─── RECORDS FOR PROCESSING ───

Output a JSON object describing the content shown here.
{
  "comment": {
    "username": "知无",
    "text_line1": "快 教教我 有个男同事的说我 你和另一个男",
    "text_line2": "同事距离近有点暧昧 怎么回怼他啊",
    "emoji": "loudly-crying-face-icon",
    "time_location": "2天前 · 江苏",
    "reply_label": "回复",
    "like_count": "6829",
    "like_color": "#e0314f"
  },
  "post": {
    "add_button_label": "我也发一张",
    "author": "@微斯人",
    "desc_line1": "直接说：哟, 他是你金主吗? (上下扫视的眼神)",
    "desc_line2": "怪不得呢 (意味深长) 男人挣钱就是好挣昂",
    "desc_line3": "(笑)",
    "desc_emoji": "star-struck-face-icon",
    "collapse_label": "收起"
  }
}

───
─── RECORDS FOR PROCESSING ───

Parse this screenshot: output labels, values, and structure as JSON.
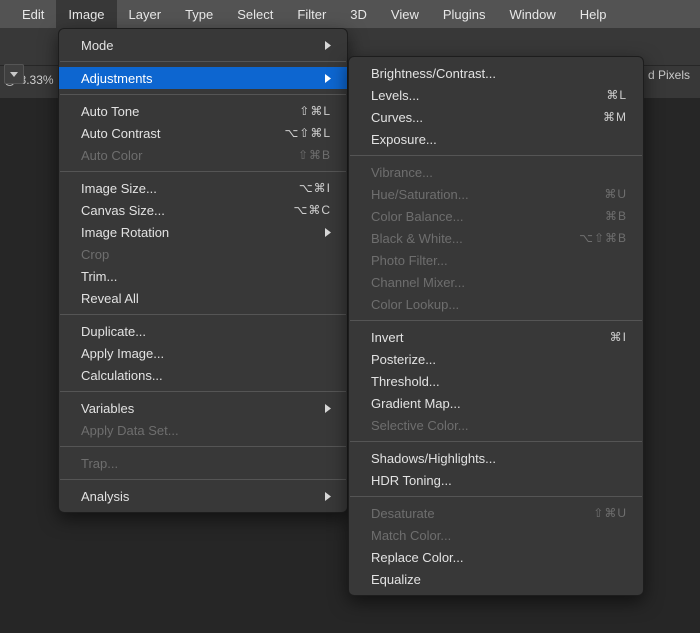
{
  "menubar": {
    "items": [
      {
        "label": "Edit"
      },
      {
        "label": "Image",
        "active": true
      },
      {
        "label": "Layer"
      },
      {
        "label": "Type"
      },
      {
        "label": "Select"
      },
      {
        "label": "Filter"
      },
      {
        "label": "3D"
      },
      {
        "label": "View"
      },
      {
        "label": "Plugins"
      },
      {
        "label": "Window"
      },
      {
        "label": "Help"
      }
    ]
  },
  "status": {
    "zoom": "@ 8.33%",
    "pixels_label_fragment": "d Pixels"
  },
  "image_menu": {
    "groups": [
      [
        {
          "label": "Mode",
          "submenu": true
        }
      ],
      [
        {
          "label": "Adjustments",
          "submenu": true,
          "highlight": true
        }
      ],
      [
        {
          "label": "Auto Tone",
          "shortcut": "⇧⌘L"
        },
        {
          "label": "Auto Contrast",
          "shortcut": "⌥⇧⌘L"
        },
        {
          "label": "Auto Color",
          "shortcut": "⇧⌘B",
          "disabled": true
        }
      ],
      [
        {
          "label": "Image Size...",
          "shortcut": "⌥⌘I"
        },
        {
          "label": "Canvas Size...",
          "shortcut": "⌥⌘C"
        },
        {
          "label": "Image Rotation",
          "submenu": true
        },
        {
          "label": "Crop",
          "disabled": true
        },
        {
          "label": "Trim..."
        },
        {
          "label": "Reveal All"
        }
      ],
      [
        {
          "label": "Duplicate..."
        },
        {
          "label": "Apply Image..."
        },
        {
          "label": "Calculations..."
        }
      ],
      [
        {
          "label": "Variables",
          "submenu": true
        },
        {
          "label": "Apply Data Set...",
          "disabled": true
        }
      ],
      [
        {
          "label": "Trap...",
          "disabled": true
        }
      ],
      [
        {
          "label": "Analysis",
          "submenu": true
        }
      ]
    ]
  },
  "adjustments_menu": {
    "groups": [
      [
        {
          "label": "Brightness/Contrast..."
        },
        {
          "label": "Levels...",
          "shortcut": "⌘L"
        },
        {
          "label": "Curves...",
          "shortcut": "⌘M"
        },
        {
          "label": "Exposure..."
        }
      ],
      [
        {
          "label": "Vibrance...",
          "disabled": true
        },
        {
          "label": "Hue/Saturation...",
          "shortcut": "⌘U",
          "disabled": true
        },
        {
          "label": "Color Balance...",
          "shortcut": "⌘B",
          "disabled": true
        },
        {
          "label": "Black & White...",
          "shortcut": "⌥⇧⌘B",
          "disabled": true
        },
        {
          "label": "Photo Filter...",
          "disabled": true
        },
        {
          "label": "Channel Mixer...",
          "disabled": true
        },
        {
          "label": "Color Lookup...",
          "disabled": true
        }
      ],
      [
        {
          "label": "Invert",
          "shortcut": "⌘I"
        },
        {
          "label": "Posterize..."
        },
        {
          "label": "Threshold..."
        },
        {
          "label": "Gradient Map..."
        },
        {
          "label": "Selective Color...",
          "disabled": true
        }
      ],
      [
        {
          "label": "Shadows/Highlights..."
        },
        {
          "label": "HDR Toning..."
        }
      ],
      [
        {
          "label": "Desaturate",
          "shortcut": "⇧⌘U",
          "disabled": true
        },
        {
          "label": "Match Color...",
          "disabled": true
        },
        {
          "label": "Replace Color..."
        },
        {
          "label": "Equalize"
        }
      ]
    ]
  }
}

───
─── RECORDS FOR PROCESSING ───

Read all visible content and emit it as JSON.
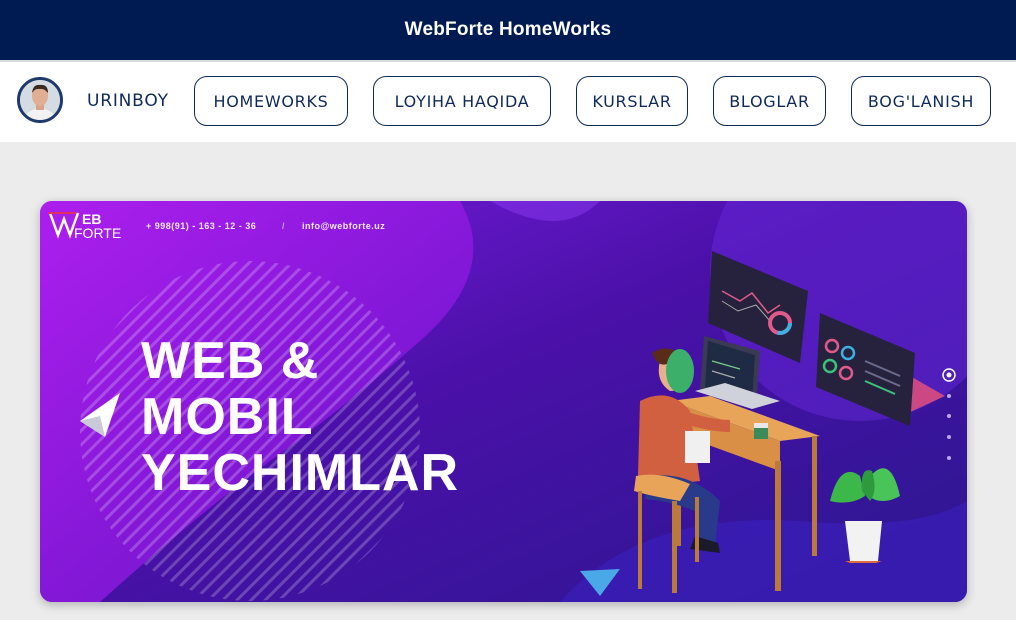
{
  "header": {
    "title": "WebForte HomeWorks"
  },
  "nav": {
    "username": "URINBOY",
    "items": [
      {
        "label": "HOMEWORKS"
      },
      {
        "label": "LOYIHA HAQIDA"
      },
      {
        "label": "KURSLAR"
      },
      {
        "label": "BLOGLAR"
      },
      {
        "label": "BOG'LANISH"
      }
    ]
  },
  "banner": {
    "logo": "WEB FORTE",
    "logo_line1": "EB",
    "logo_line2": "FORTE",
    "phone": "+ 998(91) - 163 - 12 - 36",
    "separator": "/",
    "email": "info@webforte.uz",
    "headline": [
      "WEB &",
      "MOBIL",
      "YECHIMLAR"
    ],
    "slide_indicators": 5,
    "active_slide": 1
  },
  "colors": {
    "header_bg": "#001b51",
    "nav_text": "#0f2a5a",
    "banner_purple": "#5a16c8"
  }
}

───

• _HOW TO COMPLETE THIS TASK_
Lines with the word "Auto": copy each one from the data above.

• _REPLY TO THE TASK_
          "label": "Auto Tone",
          "label": "Auto Contrast",
          "label": "Auto Color",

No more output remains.